This game tells us one simple truth that has been passed down from generation to generation; playing with fire is fun.
Little Inferno is the newest game from the masterminds behind indie hit World of Goo and the links are obvious right from the start. It employs the same Tim Burton-esque art-style (this time much creepier however), similar musical score and even a similarly strange but wonderful story. However, with what World of Goo did for physics based puzzling, you’d expect Little Inferno to marry the same kind of fantastic gameplay with brilliant art-direction; it does not.

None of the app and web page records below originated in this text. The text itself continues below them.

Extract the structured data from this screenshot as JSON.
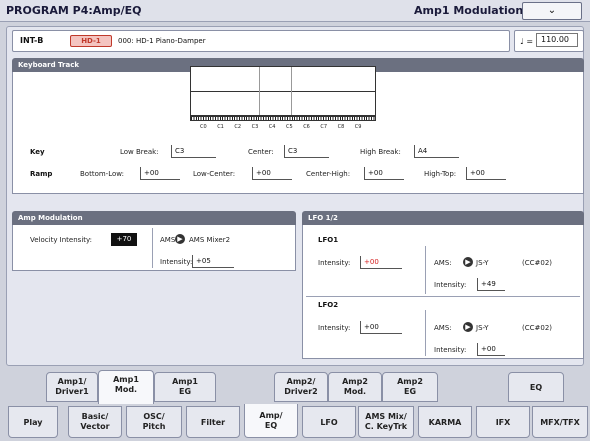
{
  "header": {
    "title": "PROGRAM P4:Amp/EQ",
    "page_menu": "Amp1 Modulation",
    "dropdown_glyph": "⌄"
  },
  "program": {
    "bank": "INT-B",
    "category": "HD-1",
    "name": "000: HD-1 Piano-Damper"
  },
  "tempo": {
    "symbol": "♩ =",
    "value": "110.00"
  },
  "keyboard_track": {
    "title": "Keyboard Track",
    "octaves": [
      "C0",
      "C1",
      "C2",
      "C3",
      "C4",
      "C5",
      "C6",
      "C7",
      "C8",
      "C9"
    ],
    "key": {
      "label": "Key",
      "low_break_label": "Low Break:",
      "low_break": "C3",
      "center_label": "Center:",
      "center": "C3",
      "high_break_label": "High Break:",
      "high_break": "A4"
    },
    "ramp": {
      "label": "Ramp",
      "bottom_low_label": "Bottom-Low:",
      "bottom_low": "+00",
      "low_center_label": "Low-Center:",
      "low_center": "+00",
      "center_high_label": "Center-High:",
      "center_high": "+00",
      "high_top_label": "High-Top:",
      "high_top": "+00"
    }
  },
  "amp_mod": {
    "title": "Amp Modulation",
    "vel_label": "Velocity Intensity:",
    "vel_value": "+70",
    "ams_label": "AMS:",
    "ams_value": "AMS Mixer2",
    "int_label": "Intensity:",
    "int_value": "+05"
  },
  "lfo": {
    "title": "LFO 1/2",
    "lfo1": {
      "name": "LFO1",
      "int_label": "Intensity:",
      "int_value": "+00",
      "ams_label": "AMS:",
      "ams_value": "JS-Y",
      "cc": "(CC#02)",
      "int2_label": "Intensity:",
      "int2_value": "+49"
    },
    "lfo2": {
      "name": "LFO2",
      "int_label": "Intensity:",
      "int_value": "+00",
      "ams_label": "AMS:",
      "ams_value": "JS-Y",
      "cc": "(CC#02)",
      "int2_label": "Intensity:",
      "int2_value": "+00"
    }
  },
  "tabs_top": [
    {
      "l1": "Amp1/",
      "l2": "Driver1"
    },
    {
      "l1": "Amp1",
      "l2": "Mod."
    },
    {
      "l1": "Amp1",
      "l2": "EG"
    },
    {
      "l1": "Amp2/",
      "l2": "Driver2"
    },
    {
      "l1": "Amp2",
      "l2": "Mod."
    },
    {
      "l1": "Amp2",
      "l2": "EG"
    },
    {
      "l1": "EQ",
      "l2": ""
    }
  ],
  "tabs_bottom": [
    {
      "l1": "Play",
      "l2": ""
    },
    {
      "l1": "Basic/",
      "l2": "Vector"
    },
    {
      "l1": "OSC/",
      "l2": "Pitch"
    },
    {
      "l1": "Filter",
      "l2": ""
    },
    {
      "l1": "Amp/",
      "l2": "EQ"
    },
    {
      "l1": "LFO",
      "l2": ""
    },
    {
      "l1": "AMS Mix/",
      "l2": "C. KeyTrk"
    },
    {
      "l1": "KARMA",
      "l2": ""
    },
    {
      "l1": "IFX",
      "l2": ""
    },
    {
      "l1": "MFX/TFX",
      "l2": ""
    }
  ],
  "colors": {
    "header_bg": "#6b7080",
    "accent_red": "#d42020",
    "tag_bg": "#f4c4c0"
  },
  "icons": {
    "ams_arrow": "▶"
  }
}
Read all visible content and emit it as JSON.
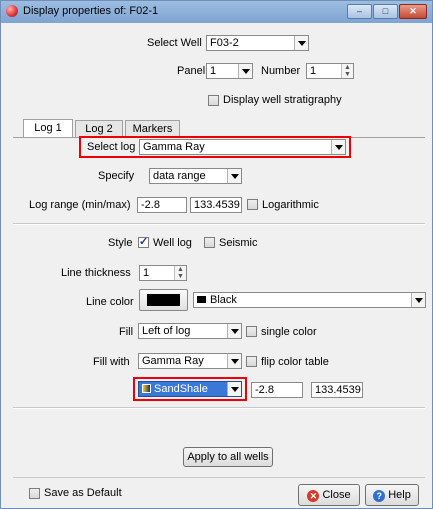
{
  "window": {
    "title": "Display properties of: F02-1",
    "min_label": "–",
    "max_label": "□",
    "close_label": "✕"
  },
  "well": {
    "select_label": "Select Well",
    "select_value": "F03-2"
  },
  "panel": {
    "panel_label": "Panel",
    "panel_value": "1",
    "number_label": "Number",
    "number_value": "1"
  },
  "stratigraphy": {
    "label": "Display well stratigraphy",
    "checked": false
  },
  "tabs": [
    {
      "label": "Log 1"
    },
    {
      "label": "Log 2"
    },
    {
      "label": "Markers"
    }
  ],
  "log": {
    "select_label": "Select log",
    "select_value": "Gamma Ray",
    "specify_label": "Specify",
    "specify_value": "data range",
    "range_label": "Log range (min/max)",
    "range_min": "-2.8",
    "range_max": "133.4539",
    "logarithmic_label": "Logarithmic"
  },
  "style": {
    "label": "Style",
    "well_log_label": "Well log",
    "seismic_label": "Seismic",
    "line_thickness_label": "Line thickness",
    "line_thickness_value": "1",
    "line_color_label": "Line color",
    "line_color_value": "Black",
    "line_color_hex": "#000000",
    "fill_label": "Fill",
    "fill_value": "Left of log",
    "single_color_label": "single color",
    "fill_with_label": "Fill with",
    "fill_with_value": "Gamma Ray",
    "flip_color_label": "flip color table",
    "color_table_value": "SandShale",
    "color_min": "-2.8",
    "color_max": "133.4539"
  },
  "buttons": {
    "apply_all": "Apply to all wells",
    "save_default": "Save as Default",
    "close": "Close",
    "help": "Help"
  },
  "colors": {
    "highlight": "#e00000",
    "selected_bg": "#3a78d8"
  }
}
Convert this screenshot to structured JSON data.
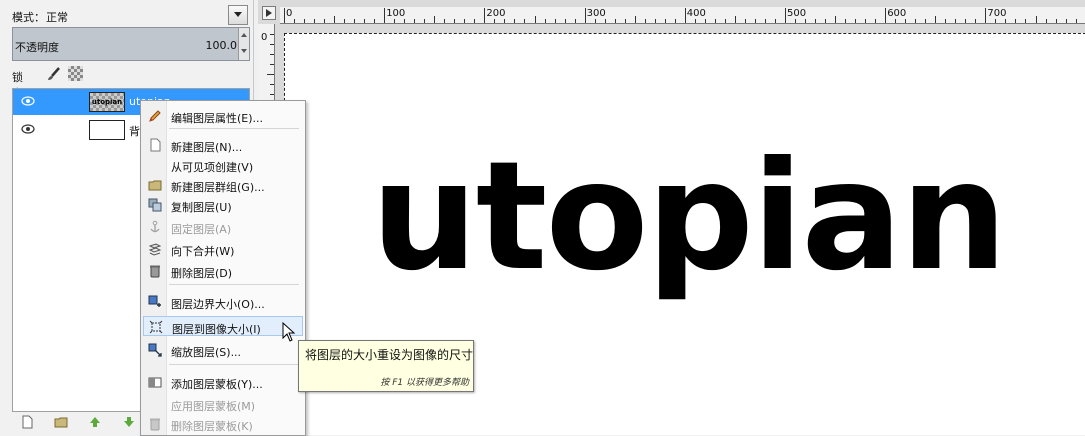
{
  "layers_panel": {
    "mode_label": "模式：",
    "mode_value": "正常",
    "opacity_label": "不透明度",
    "opacity_value": "100.0",
    "lock_label": "锁定：",
    "layers": [
      {
        "name": "utopian",
        "thumb_text": "utopian",
        "visible": true,
        "selected": true
      },
      {
        "name": "背景",
        "visible": true,
        "selected": false
      }
    ],
    "toolbar_icons": [
      "new-layer-icon",
      "new-group-icon",
      "raise-layer-icon",
      "lower-layer-icon"
    ]
  },
  "canvas": {
    "ruler_labels": [
      "0",
      "100",
      "200",
      "300",
      "400",
      "500",
      "600",
      "700"
    ],
    "vertical_ruler_label": "0",
    "text": "utopian"
  },
  "context_menu": {
    "items": [
      {
        "label": "编辑图层属性(E)...",
        "icon": "edit-layer-icon",
        "enabled": true
      },
      {
        "label": "新建图层(N)...",
        "icon": "new-layer-icon",
        "enabled": true
      },
      {
        "label": "从可见项创建(V)",
        "icon": "",
        "enabled": true
      },
      {
        "label": "新建图层群组(G)...",
        "icon": "folder-icon",
        "enabled": true
      },
      {
        "label": "复制图层(U)",
        "icon": "duplicate-icon",
        "enabled": true
      },
      {
        "label": "固定图层(A)",
        "icon": "anchor-icon",
        "enabled": false
      },
      {
        "label": "向下合并(W)",
        "icon": "merge-down-icon",
        "enabled": true
      },
      {
        "label": "删除图层(D)",
        "icon": "trash-icon",
        "enabled": true
      },
      {
        "label": "图层边界大小(O)...",
        "icon": "boundary-size-icon",
        "enabled": true
      },
      {
        "label": "图层到图像大小(I)",
        "icon": "layer-to-image-icon",
        "enabled": true,
        "hover": true
      },
      {
        "label": "缩放图层(S)...",
        "icon": "scale-layer-icon",
        "enabled": true
      },
      {
        "label": "添加图层蒙板(Y)...",
        "icon": "add-mask-icon",
        "enabled": true
      },
      {
        "label": "应用图层蒙板(M)",
        "icon": "",
        "enabled": false
      },
      {
        "label": "删除图层蒙板(K)",
        "icon": "trash-icon",
        "enabled": false
      }
    ]
  },
  "tooltip": {
    "text": "将图层的大小重设为图像的尺寸",
    "help": "按 F1 以获得更多帮助"
  },
  "colors": {
    "selection": "#3399ff",
    "tooltip_bg": "#ffffe1",
    "menu_hover": "#e3eefc"
  }
}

Little Inferno in fact is almost devoid of gameplay. You buy items, drag them up into the fireplace and then burn them, getting money from them (more than you spend on them) that you can spend on further items. There are a few catalogues of items to burn through, each one containing many different things to burn, while some things burn in the standard manner, many items when burnt do strange things like shoot fire, explode, freeze the surroundings and make music. Seeing how every different item will respond to being set on fire is pretty fun, but ultimately, you are just watching things burn.
Each item comes with a small description, each one pretty funny. The items range from the mundane (like sunglasses), the utterly bizarre (a factory that grinds up whatever you throw into it) and the self-referential items that poke fun at the game industry; take the zombie’s description for example: ‘because a game isn’t complete without one’.
In order to shake things up however, Tomorrow Corporation (the developers and the name of the company in the game) have included several things to make the game more than just a glorified interactive fireplace. The game employs a waiting list system, in that you must wait for your items to arrive before you burn them, to get around this waiting you can use tickets to get the item instantly. To get these tickets you must perform combos, there are ninety-nine combos in total to achieve, but they are not made very easy to perform. Each one is given as a clue, and it is left up to you to choose the two or three items to burn in order to achieve the combo. These combos really do enhance the overall experience of Little Inferno as a game very well, but to be honest it is the game’s story that really holds the whole thing together.
The narrative of the game is told through the occasional letter (mostly sent by Sugar Plumps), each one giving that little more insight into the world and story of Little Inferno. This system of drip-feeding information works well as a narrative hook and you will be wondering why the world has gone cold and why people need the Little Inferno fireplace. Luckily then, the end of the game is really rather good. I do not want to divulge too much information about the endgame, but suffice to say, it is one of the best I have ever experienced in games after playing them avidly for around fourteen years. Yes, the pay-off from around five hours of playing with fire really is outstanding.
However, the majority of the game is spent burning things and although it has been made as interesting as it could be, it is hardly the most exciting game. It is quite fun to experiment with burning different things together and just messing around, but there is only so much you can do. This is where the short length of the game is beneficial, if it took longer to finish the game you would just get bored.
Luckily, watching is something this game can get away with as it looks lovely. The fire physics are wonderful, and the games art-style translates beautifully with the HD graphics of the Wii U. It is one of the nicest-looking indie games I have ever played and it ranks up there with World of Goo, LIMBO and Trine 2 in terms of visuals.
In terms of what to play Little Inferno on I can only recommend the Wii U version (not only by the fact that it is the only version I’ve played). It seems like the game was made for touchscreens, but for me the Wii U version seems like a better choice than playing on the iPad for one reason: the TV. Little Inferno played on an HD television truly is a sight to behold and the creepy aesthetic of the game (particularly in the final sequence) really pops from the screen.
Little Inferno is a strange yet wonderful experience. As a game, it is not very exciting or hard, it is not as easy to recommend as World of Goo, indeed, it is not the masterpiece of puzzle design as that game was (not even a puzzle game really), but through it’s beautiful visuals, good sense of humour, infinitely charming narrative and incredible ending Little Inferno is at least a great experience.
Underneath the creepy exterior lies a heart of gold that you will want to burn.